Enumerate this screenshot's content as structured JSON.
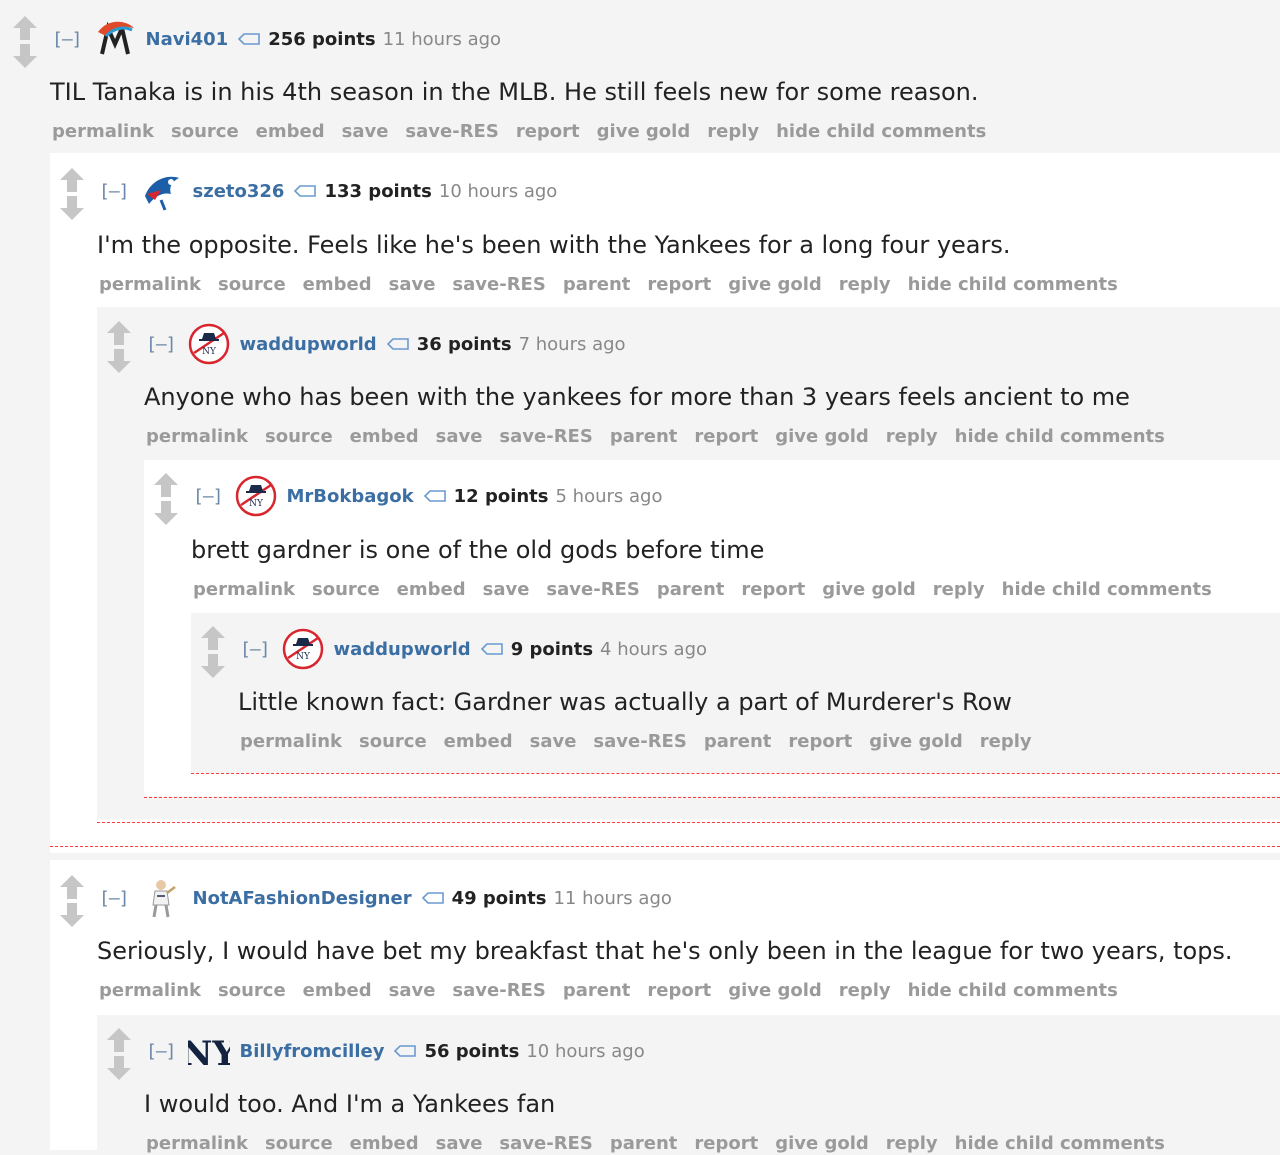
{
  "comments": [
    {
      "author": "Navi401",
      "points": "256 points",
      "time": "11 hours ago",
      "toggle": "[–]",
      "flair": "marlins-logo-icon",
      "text": "TIL Tanaka is in his 4th season in the MLB. He still feels new for some reason.",
      "buttons": [
        "permalink",
        "source",
        "embed",
        "save",
        "save-RES",
        "report",
        "give gold",
        "reply",
        "hide child comments"
      ]
    },
    {
      "author": "szeto326",
      "points": "133 points",
      "time": "10 hours ago",
      "toggle": "[–]",
      "flair": "blue-jays-logo-icon",
      "text": "I'm the opposite. Feels like he's been with the Yankees for a long four years.",
      "buttons": [
        "permalink",
        "source",
        "embed",
        "save",
        "save-RES",
        "parent",
        "report",
        "give gold",
        "reply",
        "hide child comments"
      ]
    },
    {
      "author": "waddupworld",
      "points": "36 points",
      "time": "7 hours ago",
      "toggle": "[–]",
      "flair": "yankees-top-hat-logo-icon",
      "text": "Anyone who has been with the yankees for more than 3 years feels ancient to me",
      "buttons": [
        "permalink",
        "source",
        "embed",
        "save",
        "save-RES",
        "parent",
        "report",
        "give gold",
        "reply",
        "hide child comments"
      ]
    },
    {
      "author": "MrBokbagok",
      "points": "12 points",
      "time": "5 hours ago",
      "toggle": "[–]",
      "flair": "yankees-top-hat-logo-icon",
      "text": "brett gardner is one of the old gods before time",
      "buttons": [
        "permalink",
        "source",
        "embed",
        "save",
        "save-RES",
        "parent",
        "report",
        "give gold",
        "reply",
        "hide child comments"
      ]
    },
    {
      "author": "waddupworld",
      "points": "9 points",
      "time": "4 hours ago",
      "toggle": "[–]",
      "flair": "yankees-top-hat-logo-icon",
      "text": "Little known fact: Gardner was actually a part of Murderer's Row",
      "buttons": [
        "permalink",
        "source",
        "embed",
        "save",
        "save-RES",
        "parent",
        "report",
        "give gold",
        "reply"
      ]
    },
    {
      "author": "NotAFashionDesigner",
      "points": "49 points",
      "time": "11 hours ago",
      "toggle": "[–]",
      "flair": "player-figure-icon",
      "text": "Seriously, I would have bet my breakfast that he's only been in the league for two years, tops.",
      "buttons": [
        "permalink",
        "source",
        "embed",
        "save",
        "save-RES",
        "parent",
        "report",
        "give gold",
        "reply",
        "hide child comments"
      ]
    },
    {
      "author": "Billyfromcilley",
      "points": "56 points",
      "time": "10 hours ago",
      "toggle": "[–]",
      "flair": "yankees-ny-logo-icon",
      "text": "I would too. And I'm a Yankees fan",
      "buttons": [
        "permalink",
        "source",
        "embed",
        "save",
        "save-RES",
        "parent",
        "report",
        "give gold",
        "reply",
        "hide child comments"
      ]
    }
  ],
  "colors": {
    "author": "#3b6ea3",
    "button": "#9a9a9a",
    "time": "#888888",
    "collapse_dash": "#ff3c3c",
    "arrow": "#c6c6c6"
  }
}
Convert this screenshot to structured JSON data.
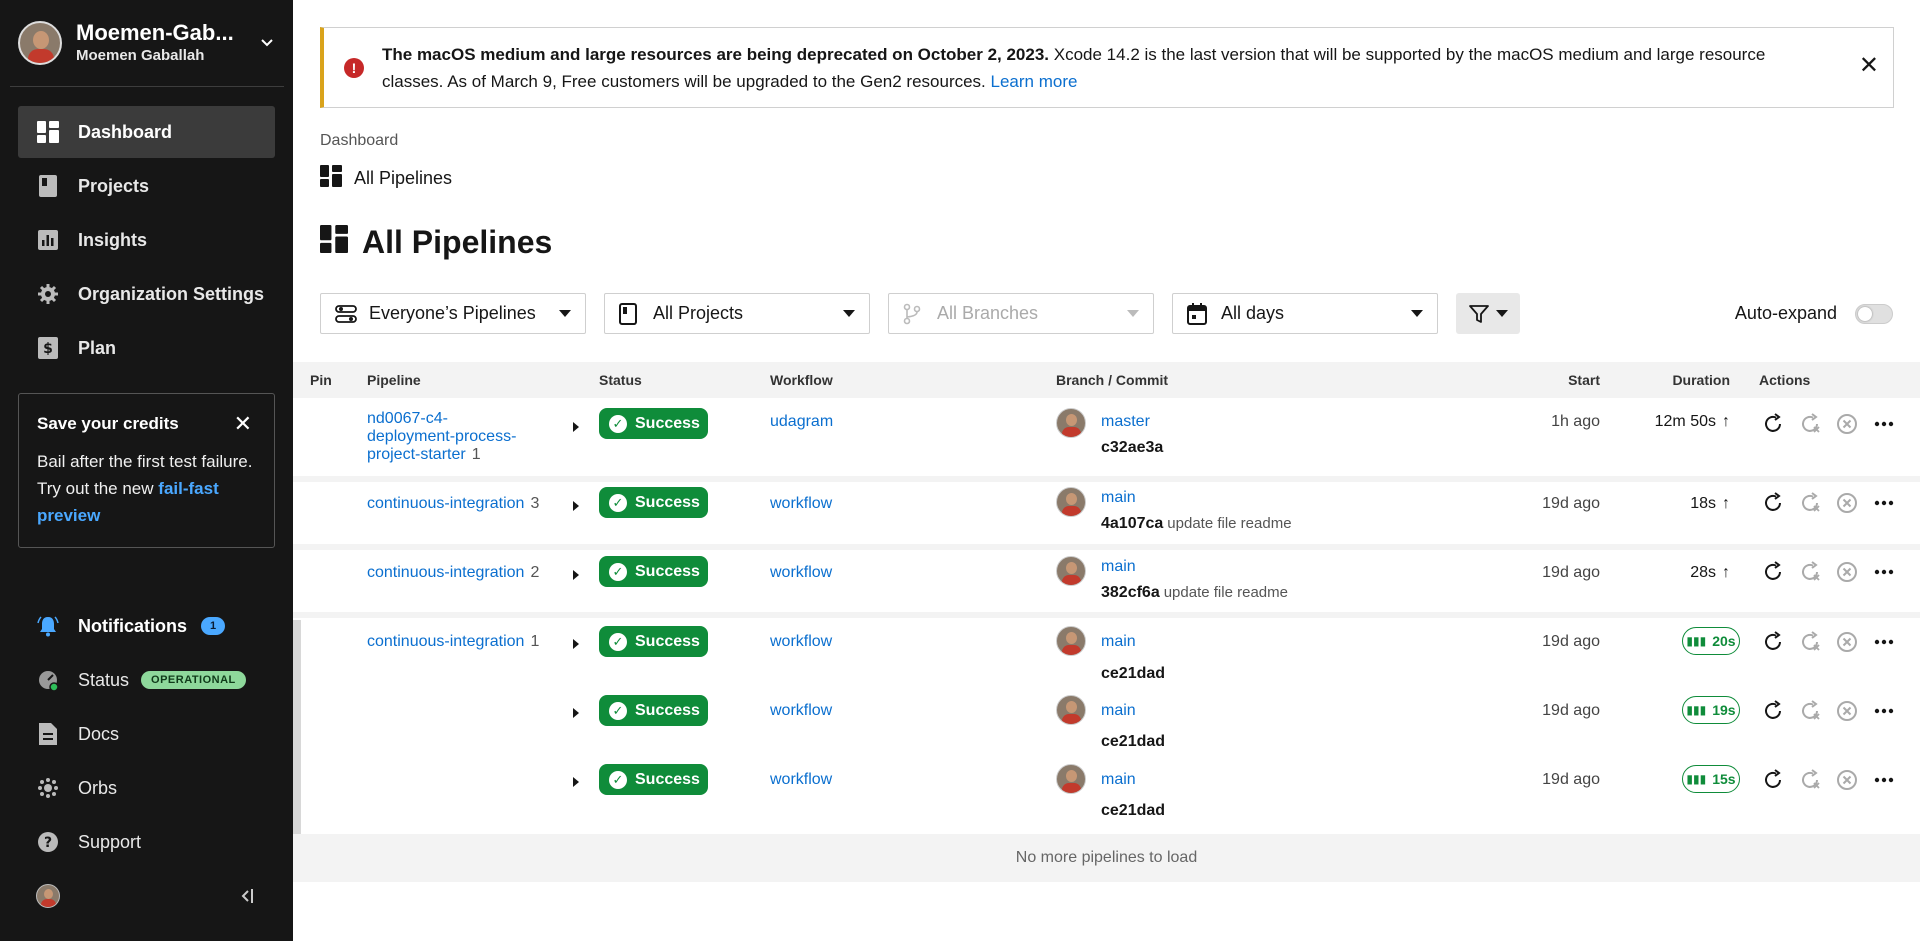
{
  "sidebar": {
    "org_name": "Moemen-Gab...",
    "user_name": "Moemen Gaballah",
    "nav": [
      {
        "label": "Dashboard",
        "icon": "dashboard-icon"
      },
      {
        "label": "Projects",
        "icon": "projects-icon"
      },
      {
        "label": "Insights",
        "icon": "insights-icon"
      },
      {
        "label": "Organization Settings",
        "icon": "gear-icon"
      },
      {
        "label": "Plan",
        "icon": "dollar-icon"
      }
    ],
    "credits": {
      "title": "Save your credits",
      "body": "Bail after the first test failure. Try out the new",
      "link": "fail-fast preview"
    },
    "bottom_nav": [
      {
        "label": "Notifications",
        "count": "1"
      },
      {
        "label": "Status",
        "badge": "OPERATIONAL"
      },
      {
        "label": "Docs"
      },
      {
        "label": "Orbs"
      },
      {
        "label": "Support"
      }
    ]
  },
  "banner": {
    "bold": "The macOS medium and large resources are being deprecated on October 2, 2023.",
    "text": " Xcode 14.2 is the last version that will be supported by the macOS medium and large resource classes. As of March 9, Free customers will be upgraded to the Gen2 resources. ",
    "link": "Learn more"
  },
  "breadcrumb": "Dashboard",
  "subtitle": "All Pipelines",
  "title": "All Pipelines",
  "filters": {
    "pipelines": "Everyone’s Pipelines",
    "projects": "All Projects",
    "branches": "All Branches",
    "days": "All days"
  },
  "auto_expand": "Auto-expand",
  "columns": {
    "pin": "Pin",
    "pipeline": "Pipeline",
    "status": "Status",
    "workflow": "Workflow",
    "branch": "Branch / Commit",
    "start": "Start",
    "duration": "Duration",
    "actions": "Actions"
  },
  "rows": [
    {
      "pipeline": "nd0067-c4-deployment-process-project-starter",
      "num": "1",
      "status": "Success",
      "workflow": "udagram",
      "branch": "master",
      "commit": "c32ae3a",
      "msg": "",
      "start": "1h ago",
      "duration": "12m 50s"
    },
    {
      "pipeline": "continuous-integration",
      "num": "3",
      "status": "Success",
      "workflow": "workflow",
      "branch": "main",
      "commit": "4a107ca",
      "msg": "update file readme",
      "start": "19d ago",
      "duration": "18s"
    },
    {
      "pipeline": "continuous-integration",
      "num": "2",
      "status": "Success",
      "workflow": "workflow",
      "branch": "main",
      "commit": "382cf6a",
      "msg": "update file readme",
      "start": "19d ago",
      "duration": "28s"
    },
    {
      "pipeline": "continuous-integration",
      "num": "1",
      "status": "Success",
      "workflow": "workflow",
      "branch": "main",
      "commit": "ce21dad",
      "msg": "",
      "start": "19d ago",
      "duration": "20s"
    },
    {
      "pipeline": "",
      "num": "",
      "status": "Success",
      "workflow": "workflow",
      "branch": "main",
      "commit": "ce21dad",
      "msg": "",
      "start": "19d ago",
      "duration": "19s"
    },
    {
      "pipeline": "",
      "num": "",
      "status": "Success",
      "workflow": "workflow",
      "branch": "main",
      "commit": "ce21dad",
      "msg": "",
      "start": "19d ago",
      "duration": "15s"
    }
  ],
  "footer": "No more pipelines to load",
  "colors": {
    "accent": "#0b6fcf",
    "success": "#0f8c3a",
    "sidebar": "#161616",
    "warning_border": "#d9a31b",
    "error": "#c62828"
  }
}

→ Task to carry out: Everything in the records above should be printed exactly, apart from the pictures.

→ Written answer:
Enumerate this screenshot's content as structured JSON.
{
  "comments": [
    {
      "author": "Navi401",
      "points": "256 points",
      "time": "11 hours ago",
      "toggle": "[–]",
      "flair": "marlins-logo-icon",
      "text": "TIL Tanaka is in his 4th season in the MLB. He still feels new for some reason.",
      "buttons": [
        "permalink",
        "source",
        "embed",
        "save",
        "save-RES",
        "report",
        "give gold",
        "reply",
        "hide child comments"
      ]
    },
    {
      "author": "szeto326",
      "points": "133 points",
      "time": "10 hours ago",
      "toggle": "[–]",
      "flair": "blue-jays-logo-icon",
      "text": "I'm the opposite. Feels like he's been with the Yankees for a long four years.",
      "buttons": [
        "permalink",
        "source",
        "embed",
        "save",
        "save-RES",
        "parent",
        "report",
        "give gold",
        "reply",
        "hide child comments"
      ]
    },
    {
      "author": "waddupworld",
      "points": "36 points",
      "time": "7 hours ago",
      "toggle": "[–]",
      "flair": "yankees-top-hat-logo-icon",
      "text": "Anyone who has been with the yankees for more than 3 years feels ancient to me",
      "buttons": [
        "permalink",
        "source",
        "embed",
        "save",
        "save-RES",
        "parent",
        "report",
        "give gold",
        "reply",
        "hide child comments"
      ]
    },
    {
      "author": "MrBokbagok",
      "points": "12 points",
      "time": "5 hours ago",
      "toggle": "[–]",
      "flair": "yankees-top-hat-logo-icon",
      "text": "brett gardner is one of the old gods before time",
      "buttons": [
        "permalink",
        "source",
        "embed",
        "save",
        "save-RES",
        "parent",
        "report",
        "give gold",
        "reply",
        "hide child comments"
      ]
    },
    {
      "author": "waddupworld",
      "points": "9 points",
      "time": "4 hours ago",
      "toggle": "[–]",
      "flair": "yankees-top-hat-logo-icon",
      "text": "Little known fact: Gardner was actually a part of Murderer's Row",
      "buttons": [
        "permalink",
        "source",
        "embed",
        "save",
        "save-RES",
        "parent",
        "report",
        "give gold",
        "reply"
      ]
    },
    {
      "author": "NotAFashionDesigner",
      "points": "49 points",
      "time": "11 hours ago",
      "toggle": "[–]",
      "flair": "player-figure-icon",
      "text": "Seriously, I would have bet my breakfast that he's only been in the league for two years, tops.",
      "buttons": [
        "permalink",
        "source",
        "embed",
        "save",
        "save-RES",
        "parent",
        "report",
        "give gold",
        "reply",
        "hide child comments"
      ]
    },
    {
      "author": "Billyfromcilley",
      "points": "56 points",
      "time": "10 hours ago",
      "toggle": "[–]",
      "flair": "yankees-ny-logo-icon",
      "text": "I would too. And I'm a Yankees fan",
      "buttons": [
        "permalink",
        "source",
        "embed",
        "save",
        "save-RES",
        "parent",
        "report",
        "give gold",
        "reply",
        "hide child comments"
      ]
    }
  ],
  "colors": {
    "author": "#3b6ea3",
    "button": "#9a9a9a",
    "time": "#888888",
    "collapse_dash": "#ff3c3c",
    "arrow": "#c6c6c6"
  }
}
Convert this screenshot to structured JSON data.
{
  "sidebar": {
    "org_name": "Moemen-Gab...",
    "user_name": "Moemen Gaballah",
    "nav": [
      {
        "label": "Dashboard",
        "icon": "dashboard-icon"
      },
      {
        "label": "Projects",
        "icon": "projects-icon"
      },
      {
        "label": "Insights",
        "icon": "insights-icon"
      },
      {
        "label": "Organization Settings",
        "icon": "gear-icon"
      },
      {
        "label": "Plan",
        "icon": "dollar-icon"
      }
    ],
    "credits": {
      "title": "Save your credits",
      "body": "Bail after the first test failure. Try out the new",
      "link": "fail-fast preview"
    },
    "bottom_nav": [
      {
        "label": "Notifications",
        "count": "1"
      },
      {
        "label": "Status",
        "badge": "OPERATIONAL"
      },
      {
        "label": "Docs"
      },
      {
        "label": "Orbs"
      },
      {
        "label": "Support"
      }
    ]
  },
  "banner": {
    "bold": "The macOS medium and large resources are being deprecated on October 2, 2023.",
    "text": " Xcode 14.2 is the last version that will be supported by the macOS medium and large resource classes. As of March 9, Free customers will be upgraded to the Gen2 resources. ",
    "link": "Learn more"
  },
  "breadcrumb": "Dashboard",
  "subtitle": "All Pipelines",
  "title": "All Pipelines",
  "filters": {
    "pipelines": "Everyone’s Pipelines",
    "projects": "All Projects",
    "branches": "All Branches",
    "days": "All days"
  },
  "auto_expand": "Auto-expand",
  "columns": {
    "pin": "Pin",
    "pipeline": "Pipeline",
    "status": "Status",
    "workflow": "Workflow",
    "branch": "Branch / Commit",
    "start": "Start",
    "duration": "Duration",
    "actions": "Actions"
  },
  "rows": [
    {
      "pipeline": "nd0067-c4-deployment-process-project-starter",
      "num": "1",
      "status": "Success",
      "workflow": "udagram",
      "branch": "master",
      "commit": "c32ae3a",
      "msg": "",
      "start": "1h ago",
      "duration": "12m 50s"
    },
    {
      "pipeline": "continuous-integration",
      "num": "3",
      "status": "Success",
      "workflow": "workflow",
      "branch": "main",
      "commit": "4a107ca",
      "msg": "update file readme",
      "start": "19d ago",
      "duration": "18s"
    },
    {
      "pipeline": "continuous-integration",
      "num": "2",
      "status": "Success",
      "workflow": "workflow",
      "branch": "main",
      "commit": "382cf6a",
      "msg": "update file readme",
      "start": "19d ago",
      "duration": "28s"
    },
    {
      "pipeline": "continuous-integration",
      "num": "1",
      "status": "Success",
      "workflow": "workflow",
      "branch": "main",
      "commit": "ce21dad",
      "msg": "",
      "start": "19d ago",
      "duration": "20s"
    },
    {
      "pipeline": "",
      "num": "",
      "status": "Success",
      "workflow": "workflow",
      "branch": "main",
      "commit": "ce21dad",
      "msg": "",
      "start": "19d ago",
      "duration": "19s"
    },
    {
      "pipeline": "",
      "num": "",
      "status": "Success",
      "workflow": "workflow",
      "branch": "main",
      "commit": "ce21dad",
      "msg": "",
      "start": "19d ago",
      "duration": "15s"
    }
  ],
  "footer": "No more pipelines to load",
  "colors": {
    "accent": "#0b6fcf",
    "success": "#0f8c3a",
    "sidebar": "#161616",
    "warning_border": "#d9a31b",
    "error": "#c62828"
  }
}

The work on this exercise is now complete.